Neil Squire Society Enables Ursula to Make a Difference

My disability is vertigo (new window). It causes dizziness and ringing in my ears that can cause me to get frustrated at times,” says Ursula. “It is challenging for me because I know that there is no cure for vertigo, and it causes me fear for when I am out on my own.”

Despite her challenges, Ursula was looking for a full-time position where she could make a difference in people’s lives. This brought her to the Neil Squire Society’s Prairie Regional Office’s Working Together Program, where she was able to develop a variety of job-related skills.Ursula, Working Together client

“I have learned about disclosing my disability, personal wellness in the workplace, and I also increased my computer skills in order to work in an administrative position at work,” explains Ursula. “I feel more confident working in more diverse roles now that I have gained and improved on these computer skills.”

Ursula feel she has gained valuable technical skills through the Neil Squire Society. She says: “Throughout this process I have gained numerous work related skills, including how to use Microsoft Office for employment. I have also learned more about using my email, and sending off job applications through my email account.”

Ursula was soon able to put her newfound knowledge to good use. She began a work placement at the reception desk at the Street Workers Advocacy Project (new window). After completing the placement, she was able to start working in the same position with the help of a wage subsidy through Working Together.

Along with achieving her goal, Ursula has picked up skills that will help her in the future. “I have learned to live with my disability, and find various coping mechanisms in the workplace,” she says. “I understand my barriers, and have worked towards overcoming them and finding suitable employment for myself.”

Congratulations, Ursula!

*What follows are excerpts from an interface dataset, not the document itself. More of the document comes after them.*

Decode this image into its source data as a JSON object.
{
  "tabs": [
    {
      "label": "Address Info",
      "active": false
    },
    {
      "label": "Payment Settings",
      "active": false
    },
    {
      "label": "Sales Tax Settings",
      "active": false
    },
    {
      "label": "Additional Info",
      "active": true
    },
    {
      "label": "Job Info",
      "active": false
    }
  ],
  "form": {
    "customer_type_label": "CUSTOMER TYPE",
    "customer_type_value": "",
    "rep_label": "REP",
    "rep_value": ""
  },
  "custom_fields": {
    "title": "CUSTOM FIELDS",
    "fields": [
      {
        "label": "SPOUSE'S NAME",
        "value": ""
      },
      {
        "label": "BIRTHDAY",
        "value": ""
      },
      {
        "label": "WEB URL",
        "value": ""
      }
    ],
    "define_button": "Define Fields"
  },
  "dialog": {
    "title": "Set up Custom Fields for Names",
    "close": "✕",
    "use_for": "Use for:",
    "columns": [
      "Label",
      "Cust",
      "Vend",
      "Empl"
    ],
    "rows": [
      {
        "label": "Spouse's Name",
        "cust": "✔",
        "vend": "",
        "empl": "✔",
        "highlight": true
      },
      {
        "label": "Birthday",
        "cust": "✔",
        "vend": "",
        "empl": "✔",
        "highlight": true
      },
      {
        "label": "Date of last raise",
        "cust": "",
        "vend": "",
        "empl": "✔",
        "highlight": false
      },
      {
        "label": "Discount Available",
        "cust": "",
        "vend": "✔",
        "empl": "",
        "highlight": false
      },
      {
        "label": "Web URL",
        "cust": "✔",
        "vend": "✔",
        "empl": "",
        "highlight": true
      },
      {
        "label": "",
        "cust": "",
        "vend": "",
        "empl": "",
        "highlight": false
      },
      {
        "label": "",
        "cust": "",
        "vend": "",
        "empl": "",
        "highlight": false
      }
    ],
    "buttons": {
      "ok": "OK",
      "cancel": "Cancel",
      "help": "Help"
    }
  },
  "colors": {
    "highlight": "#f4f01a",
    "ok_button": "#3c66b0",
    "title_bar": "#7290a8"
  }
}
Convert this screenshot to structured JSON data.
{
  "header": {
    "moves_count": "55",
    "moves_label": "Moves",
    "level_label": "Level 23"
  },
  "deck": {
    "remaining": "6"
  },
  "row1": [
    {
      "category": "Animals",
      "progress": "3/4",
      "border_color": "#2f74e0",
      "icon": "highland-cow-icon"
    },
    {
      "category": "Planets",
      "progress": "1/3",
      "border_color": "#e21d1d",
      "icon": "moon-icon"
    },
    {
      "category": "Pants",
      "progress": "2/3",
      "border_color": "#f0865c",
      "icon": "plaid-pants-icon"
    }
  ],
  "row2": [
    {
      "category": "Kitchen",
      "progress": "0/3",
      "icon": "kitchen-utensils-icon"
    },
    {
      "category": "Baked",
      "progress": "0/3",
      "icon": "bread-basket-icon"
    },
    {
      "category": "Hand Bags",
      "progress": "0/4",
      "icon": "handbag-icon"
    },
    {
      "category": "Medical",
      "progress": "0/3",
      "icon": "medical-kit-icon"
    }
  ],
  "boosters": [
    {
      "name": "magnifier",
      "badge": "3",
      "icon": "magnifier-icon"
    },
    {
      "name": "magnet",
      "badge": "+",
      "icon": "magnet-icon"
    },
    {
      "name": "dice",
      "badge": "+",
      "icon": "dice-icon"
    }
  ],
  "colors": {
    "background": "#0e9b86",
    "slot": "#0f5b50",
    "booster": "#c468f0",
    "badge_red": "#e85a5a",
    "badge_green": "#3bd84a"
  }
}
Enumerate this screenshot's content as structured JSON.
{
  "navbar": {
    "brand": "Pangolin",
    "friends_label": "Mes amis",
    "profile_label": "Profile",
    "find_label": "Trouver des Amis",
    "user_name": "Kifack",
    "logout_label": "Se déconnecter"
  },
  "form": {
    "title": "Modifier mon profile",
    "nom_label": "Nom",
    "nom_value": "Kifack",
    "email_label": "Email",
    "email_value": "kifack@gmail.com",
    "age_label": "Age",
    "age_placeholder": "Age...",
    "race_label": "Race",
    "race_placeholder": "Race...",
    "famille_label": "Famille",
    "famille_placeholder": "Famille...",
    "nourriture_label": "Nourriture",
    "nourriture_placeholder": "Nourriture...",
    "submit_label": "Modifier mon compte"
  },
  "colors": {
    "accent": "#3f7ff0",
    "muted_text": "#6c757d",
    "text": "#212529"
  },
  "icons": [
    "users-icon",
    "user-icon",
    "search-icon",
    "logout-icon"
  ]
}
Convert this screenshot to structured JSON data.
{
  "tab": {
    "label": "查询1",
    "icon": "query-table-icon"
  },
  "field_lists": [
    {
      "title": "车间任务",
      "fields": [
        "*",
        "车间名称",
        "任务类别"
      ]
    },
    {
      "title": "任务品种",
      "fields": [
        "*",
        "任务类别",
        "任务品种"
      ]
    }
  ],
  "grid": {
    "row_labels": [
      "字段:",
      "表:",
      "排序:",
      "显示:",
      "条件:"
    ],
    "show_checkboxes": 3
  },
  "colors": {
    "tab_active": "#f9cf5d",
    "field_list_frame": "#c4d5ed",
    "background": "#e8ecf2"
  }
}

(new window)visit the Government of Canada's website

The Working Together with Employers Enhancing Employment
program is funded by the Government of Canada’s
Opportunities Fund for Persons with Disabilities